--- Data for processing ---
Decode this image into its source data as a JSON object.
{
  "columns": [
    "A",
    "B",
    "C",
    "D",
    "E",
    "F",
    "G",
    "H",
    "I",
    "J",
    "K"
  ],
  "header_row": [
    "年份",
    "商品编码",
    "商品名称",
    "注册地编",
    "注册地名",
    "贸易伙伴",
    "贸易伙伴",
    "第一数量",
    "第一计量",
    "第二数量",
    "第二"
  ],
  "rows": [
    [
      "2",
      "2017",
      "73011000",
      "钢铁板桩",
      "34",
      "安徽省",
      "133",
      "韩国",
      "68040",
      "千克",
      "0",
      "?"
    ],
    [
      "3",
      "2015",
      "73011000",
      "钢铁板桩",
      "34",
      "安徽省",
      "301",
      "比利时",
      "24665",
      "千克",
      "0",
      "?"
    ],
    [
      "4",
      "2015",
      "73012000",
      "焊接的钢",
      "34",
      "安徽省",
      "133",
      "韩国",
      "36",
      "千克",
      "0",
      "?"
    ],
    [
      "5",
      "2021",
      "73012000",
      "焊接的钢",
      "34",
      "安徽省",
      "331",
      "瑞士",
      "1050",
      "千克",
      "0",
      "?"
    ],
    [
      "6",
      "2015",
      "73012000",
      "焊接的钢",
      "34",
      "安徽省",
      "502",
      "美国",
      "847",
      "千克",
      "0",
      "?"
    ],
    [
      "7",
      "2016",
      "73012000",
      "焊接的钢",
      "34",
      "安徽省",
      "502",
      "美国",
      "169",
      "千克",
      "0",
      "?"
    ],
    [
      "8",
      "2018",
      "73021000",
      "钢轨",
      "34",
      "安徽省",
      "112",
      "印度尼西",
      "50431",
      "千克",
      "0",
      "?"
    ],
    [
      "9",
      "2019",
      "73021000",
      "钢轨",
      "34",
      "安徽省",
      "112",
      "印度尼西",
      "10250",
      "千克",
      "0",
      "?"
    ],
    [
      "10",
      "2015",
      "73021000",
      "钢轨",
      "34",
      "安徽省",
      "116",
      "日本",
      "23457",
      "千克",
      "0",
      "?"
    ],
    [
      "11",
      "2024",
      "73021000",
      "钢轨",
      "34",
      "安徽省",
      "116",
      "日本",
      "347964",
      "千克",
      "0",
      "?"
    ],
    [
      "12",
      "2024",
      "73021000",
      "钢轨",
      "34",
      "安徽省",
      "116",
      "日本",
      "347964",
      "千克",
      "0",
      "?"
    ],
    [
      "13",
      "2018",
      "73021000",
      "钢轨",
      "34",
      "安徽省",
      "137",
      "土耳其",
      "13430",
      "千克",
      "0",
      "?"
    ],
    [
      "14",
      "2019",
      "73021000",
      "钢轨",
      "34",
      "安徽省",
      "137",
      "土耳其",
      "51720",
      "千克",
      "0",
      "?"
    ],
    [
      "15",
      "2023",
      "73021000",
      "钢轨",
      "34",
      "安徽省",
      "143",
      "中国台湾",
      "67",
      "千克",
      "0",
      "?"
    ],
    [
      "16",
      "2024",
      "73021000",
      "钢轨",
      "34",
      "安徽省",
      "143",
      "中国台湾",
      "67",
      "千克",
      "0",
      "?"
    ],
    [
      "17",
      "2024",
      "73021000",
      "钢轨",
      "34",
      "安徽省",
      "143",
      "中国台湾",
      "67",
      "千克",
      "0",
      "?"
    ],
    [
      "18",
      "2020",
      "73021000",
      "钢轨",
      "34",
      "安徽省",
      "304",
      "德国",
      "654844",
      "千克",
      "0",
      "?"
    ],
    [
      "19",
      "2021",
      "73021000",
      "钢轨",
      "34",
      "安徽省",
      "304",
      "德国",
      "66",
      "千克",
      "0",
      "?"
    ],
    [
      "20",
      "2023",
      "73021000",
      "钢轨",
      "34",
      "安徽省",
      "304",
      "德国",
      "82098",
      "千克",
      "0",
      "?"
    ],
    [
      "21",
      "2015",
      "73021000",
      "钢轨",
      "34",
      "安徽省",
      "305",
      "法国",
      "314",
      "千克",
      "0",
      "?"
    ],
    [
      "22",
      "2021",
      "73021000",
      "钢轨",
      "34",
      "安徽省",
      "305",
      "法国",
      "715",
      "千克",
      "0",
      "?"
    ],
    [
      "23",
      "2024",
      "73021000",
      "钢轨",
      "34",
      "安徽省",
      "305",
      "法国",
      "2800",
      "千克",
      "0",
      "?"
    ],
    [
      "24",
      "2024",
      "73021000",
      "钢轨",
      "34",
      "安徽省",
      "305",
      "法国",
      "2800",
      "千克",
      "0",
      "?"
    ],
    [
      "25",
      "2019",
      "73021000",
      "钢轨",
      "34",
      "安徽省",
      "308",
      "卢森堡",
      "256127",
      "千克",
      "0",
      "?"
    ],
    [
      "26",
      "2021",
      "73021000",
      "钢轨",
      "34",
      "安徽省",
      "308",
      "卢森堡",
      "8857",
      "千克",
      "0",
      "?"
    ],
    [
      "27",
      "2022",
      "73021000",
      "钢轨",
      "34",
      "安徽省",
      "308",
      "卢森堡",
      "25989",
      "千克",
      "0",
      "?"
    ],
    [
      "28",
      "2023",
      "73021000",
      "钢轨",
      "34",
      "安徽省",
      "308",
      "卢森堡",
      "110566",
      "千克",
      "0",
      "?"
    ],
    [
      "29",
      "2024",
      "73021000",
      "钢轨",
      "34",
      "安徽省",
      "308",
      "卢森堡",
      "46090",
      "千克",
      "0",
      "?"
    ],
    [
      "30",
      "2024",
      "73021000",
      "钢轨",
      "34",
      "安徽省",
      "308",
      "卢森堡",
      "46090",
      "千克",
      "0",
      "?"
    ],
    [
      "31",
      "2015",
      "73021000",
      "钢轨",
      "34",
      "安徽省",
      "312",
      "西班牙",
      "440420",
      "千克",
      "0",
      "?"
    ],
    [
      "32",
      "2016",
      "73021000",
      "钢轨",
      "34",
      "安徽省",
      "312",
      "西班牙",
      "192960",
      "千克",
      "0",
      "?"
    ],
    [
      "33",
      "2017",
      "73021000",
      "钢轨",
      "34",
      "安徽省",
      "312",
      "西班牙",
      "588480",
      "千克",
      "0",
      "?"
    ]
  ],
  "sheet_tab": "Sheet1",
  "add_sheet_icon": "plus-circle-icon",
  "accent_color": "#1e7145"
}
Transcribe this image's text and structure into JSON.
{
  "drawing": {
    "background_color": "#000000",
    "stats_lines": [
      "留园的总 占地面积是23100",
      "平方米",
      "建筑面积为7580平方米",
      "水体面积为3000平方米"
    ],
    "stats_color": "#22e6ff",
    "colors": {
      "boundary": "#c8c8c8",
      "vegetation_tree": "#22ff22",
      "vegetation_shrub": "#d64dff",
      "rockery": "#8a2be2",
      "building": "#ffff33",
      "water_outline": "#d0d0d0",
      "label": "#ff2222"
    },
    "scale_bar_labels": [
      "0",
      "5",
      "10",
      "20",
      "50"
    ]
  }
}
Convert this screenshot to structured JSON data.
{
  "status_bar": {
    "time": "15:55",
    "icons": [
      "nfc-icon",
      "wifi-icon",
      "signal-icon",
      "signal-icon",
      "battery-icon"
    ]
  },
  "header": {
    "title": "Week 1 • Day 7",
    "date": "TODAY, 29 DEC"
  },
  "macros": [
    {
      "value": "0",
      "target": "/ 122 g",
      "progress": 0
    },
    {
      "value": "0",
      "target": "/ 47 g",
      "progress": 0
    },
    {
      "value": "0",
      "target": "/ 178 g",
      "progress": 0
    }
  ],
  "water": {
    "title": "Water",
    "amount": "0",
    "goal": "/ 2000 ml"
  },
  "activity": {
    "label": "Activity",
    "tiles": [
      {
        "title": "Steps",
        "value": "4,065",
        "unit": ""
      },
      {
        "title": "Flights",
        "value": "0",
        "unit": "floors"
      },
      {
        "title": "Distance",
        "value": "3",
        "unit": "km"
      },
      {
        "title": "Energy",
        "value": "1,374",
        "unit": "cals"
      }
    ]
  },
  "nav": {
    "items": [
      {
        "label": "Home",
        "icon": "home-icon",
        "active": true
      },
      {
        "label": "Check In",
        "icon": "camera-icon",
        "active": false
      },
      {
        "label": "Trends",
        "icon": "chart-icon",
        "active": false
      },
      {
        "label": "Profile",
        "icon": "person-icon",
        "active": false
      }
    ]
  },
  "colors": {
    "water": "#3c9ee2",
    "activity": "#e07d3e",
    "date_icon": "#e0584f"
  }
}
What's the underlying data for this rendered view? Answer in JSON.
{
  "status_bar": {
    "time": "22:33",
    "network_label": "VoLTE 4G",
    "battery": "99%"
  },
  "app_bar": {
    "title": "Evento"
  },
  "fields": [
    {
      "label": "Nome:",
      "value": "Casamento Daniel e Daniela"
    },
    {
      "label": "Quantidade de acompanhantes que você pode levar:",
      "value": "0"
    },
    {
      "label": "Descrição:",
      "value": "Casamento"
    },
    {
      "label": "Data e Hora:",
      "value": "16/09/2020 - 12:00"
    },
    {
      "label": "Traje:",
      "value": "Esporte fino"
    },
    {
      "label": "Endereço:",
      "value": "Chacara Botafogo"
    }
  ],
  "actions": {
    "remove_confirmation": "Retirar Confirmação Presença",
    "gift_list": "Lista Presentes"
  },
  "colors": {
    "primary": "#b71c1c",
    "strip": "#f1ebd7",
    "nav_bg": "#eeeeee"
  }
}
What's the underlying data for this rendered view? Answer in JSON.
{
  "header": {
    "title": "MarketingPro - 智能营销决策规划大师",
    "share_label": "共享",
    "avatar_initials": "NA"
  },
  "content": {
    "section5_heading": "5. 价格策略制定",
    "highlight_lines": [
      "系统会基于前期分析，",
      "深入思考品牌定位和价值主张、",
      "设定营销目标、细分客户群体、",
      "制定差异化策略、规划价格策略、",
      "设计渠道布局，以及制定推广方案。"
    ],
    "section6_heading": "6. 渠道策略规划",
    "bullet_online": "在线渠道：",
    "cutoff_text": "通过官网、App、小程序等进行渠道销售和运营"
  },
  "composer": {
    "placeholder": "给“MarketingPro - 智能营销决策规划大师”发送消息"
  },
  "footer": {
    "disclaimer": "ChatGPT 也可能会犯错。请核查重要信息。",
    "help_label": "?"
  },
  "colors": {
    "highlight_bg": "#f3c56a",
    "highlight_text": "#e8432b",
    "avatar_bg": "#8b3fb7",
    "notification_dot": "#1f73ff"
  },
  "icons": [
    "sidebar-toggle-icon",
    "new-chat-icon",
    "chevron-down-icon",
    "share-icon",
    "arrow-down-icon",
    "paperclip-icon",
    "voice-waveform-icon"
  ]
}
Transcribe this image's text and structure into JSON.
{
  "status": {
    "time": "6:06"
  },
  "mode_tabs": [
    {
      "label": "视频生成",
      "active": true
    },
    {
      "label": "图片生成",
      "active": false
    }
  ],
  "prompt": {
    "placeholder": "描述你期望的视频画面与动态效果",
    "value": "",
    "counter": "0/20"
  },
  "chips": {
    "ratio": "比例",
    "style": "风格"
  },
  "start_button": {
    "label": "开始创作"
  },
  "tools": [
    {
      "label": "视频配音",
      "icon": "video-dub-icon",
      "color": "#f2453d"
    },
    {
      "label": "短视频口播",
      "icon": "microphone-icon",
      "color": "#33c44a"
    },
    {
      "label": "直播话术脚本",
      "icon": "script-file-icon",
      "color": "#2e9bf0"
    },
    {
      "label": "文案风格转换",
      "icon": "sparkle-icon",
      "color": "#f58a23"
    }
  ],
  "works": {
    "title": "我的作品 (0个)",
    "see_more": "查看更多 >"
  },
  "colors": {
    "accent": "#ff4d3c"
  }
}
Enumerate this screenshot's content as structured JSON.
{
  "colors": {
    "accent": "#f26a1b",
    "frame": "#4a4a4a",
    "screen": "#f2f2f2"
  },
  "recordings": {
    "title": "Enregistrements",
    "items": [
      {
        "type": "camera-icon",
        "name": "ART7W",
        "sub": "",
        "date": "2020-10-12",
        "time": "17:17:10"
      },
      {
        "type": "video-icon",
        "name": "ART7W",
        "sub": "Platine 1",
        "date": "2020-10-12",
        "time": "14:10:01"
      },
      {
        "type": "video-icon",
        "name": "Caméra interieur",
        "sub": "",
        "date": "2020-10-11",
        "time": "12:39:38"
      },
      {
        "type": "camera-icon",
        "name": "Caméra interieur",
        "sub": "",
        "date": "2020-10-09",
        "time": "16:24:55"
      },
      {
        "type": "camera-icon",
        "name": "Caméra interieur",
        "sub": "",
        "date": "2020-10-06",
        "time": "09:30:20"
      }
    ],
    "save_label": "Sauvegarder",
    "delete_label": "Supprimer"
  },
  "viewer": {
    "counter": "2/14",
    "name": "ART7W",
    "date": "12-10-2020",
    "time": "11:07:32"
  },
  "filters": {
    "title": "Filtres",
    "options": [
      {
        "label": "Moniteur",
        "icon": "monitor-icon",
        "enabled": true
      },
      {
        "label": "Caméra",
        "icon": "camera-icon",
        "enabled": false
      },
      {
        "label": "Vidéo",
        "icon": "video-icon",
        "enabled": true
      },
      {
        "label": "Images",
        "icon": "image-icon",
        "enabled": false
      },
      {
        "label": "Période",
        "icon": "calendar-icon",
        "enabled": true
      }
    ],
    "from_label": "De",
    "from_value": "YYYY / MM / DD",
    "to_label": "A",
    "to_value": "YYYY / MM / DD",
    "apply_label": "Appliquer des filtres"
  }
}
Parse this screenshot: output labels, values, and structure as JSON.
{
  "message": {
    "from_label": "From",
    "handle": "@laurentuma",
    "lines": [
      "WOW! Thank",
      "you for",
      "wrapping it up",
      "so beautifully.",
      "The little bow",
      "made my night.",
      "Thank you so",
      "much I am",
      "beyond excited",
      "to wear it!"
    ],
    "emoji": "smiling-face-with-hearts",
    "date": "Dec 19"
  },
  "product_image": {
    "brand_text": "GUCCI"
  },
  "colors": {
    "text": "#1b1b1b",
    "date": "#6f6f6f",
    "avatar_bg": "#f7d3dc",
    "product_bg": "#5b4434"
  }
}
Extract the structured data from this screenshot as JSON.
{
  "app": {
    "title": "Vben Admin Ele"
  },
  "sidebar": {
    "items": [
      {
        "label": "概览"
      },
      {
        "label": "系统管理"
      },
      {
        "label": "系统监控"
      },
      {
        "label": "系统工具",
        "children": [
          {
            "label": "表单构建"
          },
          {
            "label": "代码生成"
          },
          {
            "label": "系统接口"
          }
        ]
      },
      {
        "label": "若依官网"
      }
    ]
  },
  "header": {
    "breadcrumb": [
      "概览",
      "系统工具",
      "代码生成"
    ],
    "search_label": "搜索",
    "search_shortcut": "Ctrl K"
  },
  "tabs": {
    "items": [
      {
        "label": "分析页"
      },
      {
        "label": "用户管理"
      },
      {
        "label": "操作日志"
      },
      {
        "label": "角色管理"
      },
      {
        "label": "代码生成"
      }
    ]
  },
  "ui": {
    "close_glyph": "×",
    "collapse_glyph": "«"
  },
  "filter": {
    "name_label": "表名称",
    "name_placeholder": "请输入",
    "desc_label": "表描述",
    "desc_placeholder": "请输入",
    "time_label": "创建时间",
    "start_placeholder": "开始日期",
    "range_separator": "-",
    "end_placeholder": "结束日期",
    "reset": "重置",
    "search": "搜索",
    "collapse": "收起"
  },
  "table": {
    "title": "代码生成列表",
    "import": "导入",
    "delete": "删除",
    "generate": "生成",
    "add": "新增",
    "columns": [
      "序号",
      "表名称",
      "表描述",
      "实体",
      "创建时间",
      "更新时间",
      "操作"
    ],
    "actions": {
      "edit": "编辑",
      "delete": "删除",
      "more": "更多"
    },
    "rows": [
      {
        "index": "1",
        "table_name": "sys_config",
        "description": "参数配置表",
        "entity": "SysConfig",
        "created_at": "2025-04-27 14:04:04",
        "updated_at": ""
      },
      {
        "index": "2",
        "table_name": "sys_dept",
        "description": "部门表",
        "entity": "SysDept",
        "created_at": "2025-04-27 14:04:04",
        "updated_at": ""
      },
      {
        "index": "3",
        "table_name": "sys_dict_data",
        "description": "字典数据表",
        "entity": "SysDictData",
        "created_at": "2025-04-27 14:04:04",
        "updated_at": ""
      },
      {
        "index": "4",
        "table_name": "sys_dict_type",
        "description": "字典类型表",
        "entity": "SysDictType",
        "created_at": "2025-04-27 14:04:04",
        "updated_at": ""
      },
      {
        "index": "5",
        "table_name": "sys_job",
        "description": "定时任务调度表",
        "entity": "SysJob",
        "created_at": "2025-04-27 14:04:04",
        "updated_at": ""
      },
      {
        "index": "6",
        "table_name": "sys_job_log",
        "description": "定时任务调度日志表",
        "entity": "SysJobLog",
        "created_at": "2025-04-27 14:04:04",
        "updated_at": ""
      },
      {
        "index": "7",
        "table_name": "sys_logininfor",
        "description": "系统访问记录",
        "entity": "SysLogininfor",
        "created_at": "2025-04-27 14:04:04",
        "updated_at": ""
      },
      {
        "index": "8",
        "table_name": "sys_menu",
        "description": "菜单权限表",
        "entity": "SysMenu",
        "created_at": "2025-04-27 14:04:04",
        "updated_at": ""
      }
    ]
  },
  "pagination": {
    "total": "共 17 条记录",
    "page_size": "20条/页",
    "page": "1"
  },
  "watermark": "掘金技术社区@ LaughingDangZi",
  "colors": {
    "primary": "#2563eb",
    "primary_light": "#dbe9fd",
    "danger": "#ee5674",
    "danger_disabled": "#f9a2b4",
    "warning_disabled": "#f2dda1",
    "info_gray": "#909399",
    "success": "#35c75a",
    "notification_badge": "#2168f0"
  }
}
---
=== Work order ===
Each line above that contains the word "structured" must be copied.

=== Exercise response ===
Convert this screenshot to structured JSON data.
Enumerate this screenshot's content as structured JSON.
Extract the structured data from this screenshot as JSON.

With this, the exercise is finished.